Assignments should change regularly, and ideally be designed in negotiation with the students themselves, tapping into particular areas of interest. This also avoids the problem of old assignments circulating around cohorts of students year-on-year.  

A technique that goes along with many of the examples above is to include a number of formative or summative milestones where students have to demonstrate the process of creating a submission as well as the finished product.  For example, students may be required to submit interim work at regular intervals (e.g. blog posts, a plan, an abstract, short data sets or a proposal). 

Best Practice Tips

With students:

  • Advise students on what plagiarism is and how best to avoid it, provide examples of good practice where referencing has been used appropriately. 
  • Explain how to cite sources and how to reference correctly – suggest using reference management software to help collect and manage their references. 
  • Advise students on how to critically evaluate the sources they use (whether references or writing tools) and take notes in their own words. 

Assessment design and planning:

  • Don’t use the same assignment titles every year. 
  • Use original case studies where unique ideas are required. 
  • Include an element of self-reflection so students relate ideas to their own personal experiences. 
  • Use current topical examples – where information may not have been published. 
  • Encourage students to submit draft versions at intervals so that you can see their workings and thought development, and so that they cannot leave everything to the last minute and are tempted to cheat. 
  • Build in the need for students to evaluate, analyse and synthesize information rather than relaying facts. 
  • Use different formats to assess, e.g. reflective writing, blog post, poster, report, group project, oral presentation or mini-viva. 
  • Use synoptic assessments, where students have to demonstrate connections that exist between the different topic areas.

Further Reading

Dawson P. Structuring and designing assessment for security in Defending Assessment Security in a Digital World: Preventing E-Cheating and Supporting Academic Integrity in Higher Education.
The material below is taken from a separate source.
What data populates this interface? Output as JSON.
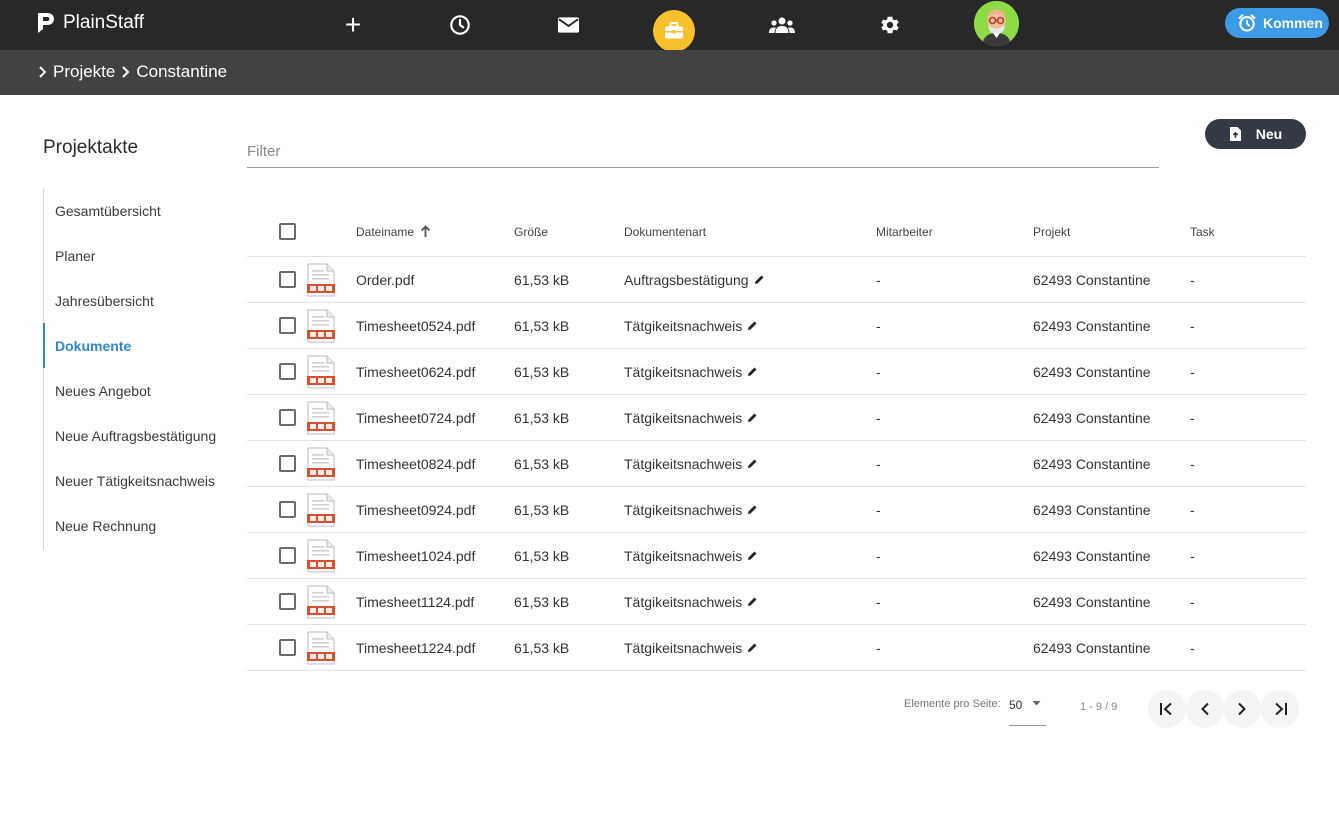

Milton: Taylor and Francis; 2021.

Eaton S. 6 Tenets of Postplagiarism: Writing in the Age of Artificial Intelligence. Based on Eaton, S. Plagiarism in higher education: tackling tough topics in academic integrity. Santa Barbara, California: Libraries Unlimited. 2021.

Gómez-Espinosa M, Francisco V, Moreno-Ger P. The impact of activity design in internet plagiarism in Higher Education. Comunicar (Huelva, Spain). 2016;24:39–47.